Or, maybe it was that the resolution of the budget impasse unleashed a wave of unrestrained joy among Washington civil servants? Like V-E Day, only much smaller and localized? 

  

Friday, July 11, 2014

House Oversight Hearing On Embassy Construction Gets No Cooperation



For your use and enjoyment, here is yesterday's House Oversight Committee hearing on new embassy construction. Part 1 of 3, anyway. More to come, as they are posted on the Committee's website.

Check out Chairman Issa's angry opening statement. At the 9:45 minute mark he delivers a warning, not to the witnesses, but rather to "people who are listening today, in Washington today, at the State Department, [who] understand they have stonewalled our requests" for disclosure of documents concerning embassy design and construction. He further accuses those unnamed persons of disguising documents to delay responses, in contempt of Congress's oversight role. "This Committee is reaching the end of its road with State Department stalling."

Oh yeah, there is more to come on this issue.

Thursday, July 10, 2014

That Hearing Did Not Go At All Well



While not agreeing with most of this histrionic opening statement, I must say that the Overseas Buildings Operations witnesses did themselves no good at the House Oversight Committee hearing on new embassy construction today.

If this was indeed "the beginning of a series of hearings" on OBO's Design Excellence initiative, as Rep. Chaffetz promised, and if the rest of them go anything like today's hearing did, then I wouldn't be surprised to find this guy back in charge of OBO one day.

There were no real defenders of OBO on either side of the Committee. In fact, it was the ranking Democratic member, Rep. Cummings, who made perhaps the most damning remark of the entire 3 hour-long session. When former Undersecretary for Management Grant Green said that, unless and until OBO produces facts and figures to substantiate its claims, it will not overcome skepticism that increased effort on architectural design won't result in buildings that cost more and take longer to complete, Cummings replied (according to my memory) "Mr. Grant, when I listen to you, you make sense."

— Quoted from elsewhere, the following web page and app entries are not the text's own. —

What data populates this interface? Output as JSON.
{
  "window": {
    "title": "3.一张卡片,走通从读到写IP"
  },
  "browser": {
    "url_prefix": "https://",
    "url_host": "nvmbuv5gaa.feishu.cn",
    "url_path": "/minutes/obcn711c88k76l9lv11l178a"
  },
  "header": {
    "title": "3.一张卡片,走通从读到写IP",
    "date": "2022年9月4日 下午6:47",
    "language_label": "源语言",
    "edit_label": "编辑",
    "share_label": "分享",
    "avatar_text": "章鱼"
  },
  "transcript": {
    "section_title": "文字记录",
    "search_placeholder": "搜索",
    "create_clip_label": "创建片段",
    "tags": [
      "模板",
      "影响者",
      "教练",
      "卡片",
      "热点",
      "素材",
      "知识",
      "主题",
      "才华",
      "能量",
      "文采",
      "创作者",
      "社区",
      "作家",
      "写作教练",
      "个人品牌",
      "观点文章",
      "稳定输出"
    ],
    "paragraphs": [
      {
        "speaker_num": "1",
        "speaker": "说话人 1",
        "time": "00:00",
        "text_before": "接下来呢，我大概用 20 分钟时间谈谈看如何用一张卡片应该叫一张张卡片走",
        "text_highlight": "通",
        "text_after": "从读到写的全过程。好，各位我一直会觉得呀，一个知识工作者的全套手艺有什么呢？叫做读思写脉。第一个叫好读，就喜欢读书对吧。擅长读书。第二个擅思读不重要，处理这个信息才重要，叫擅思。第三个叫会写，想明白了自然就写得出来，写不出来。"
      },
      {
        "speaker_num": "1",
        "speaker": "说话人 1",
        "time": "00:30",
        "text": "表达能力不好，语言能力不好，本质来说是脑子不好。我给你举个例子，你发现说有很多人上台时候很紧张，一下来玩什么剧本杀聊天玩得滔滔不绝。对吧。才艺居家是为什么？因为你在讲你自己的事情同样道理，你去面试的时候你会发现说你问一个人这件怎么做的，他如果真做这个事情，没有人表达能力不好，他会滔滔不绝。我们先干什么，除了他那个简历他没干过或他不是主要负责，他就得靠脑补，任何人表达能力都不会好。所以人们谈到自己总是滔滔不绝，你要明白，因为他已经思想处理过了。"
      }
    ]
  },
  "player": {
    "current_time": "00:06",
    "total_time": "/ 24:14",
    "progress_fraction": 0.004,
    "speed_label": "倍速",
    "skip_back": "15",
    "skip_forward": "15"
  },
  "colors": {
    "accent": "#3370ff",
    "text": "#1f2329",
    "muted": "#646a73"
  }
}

If I were OBO's Director, I would be more worried about that remark than about all the hostile questioning she got from Rep. Chaffetz.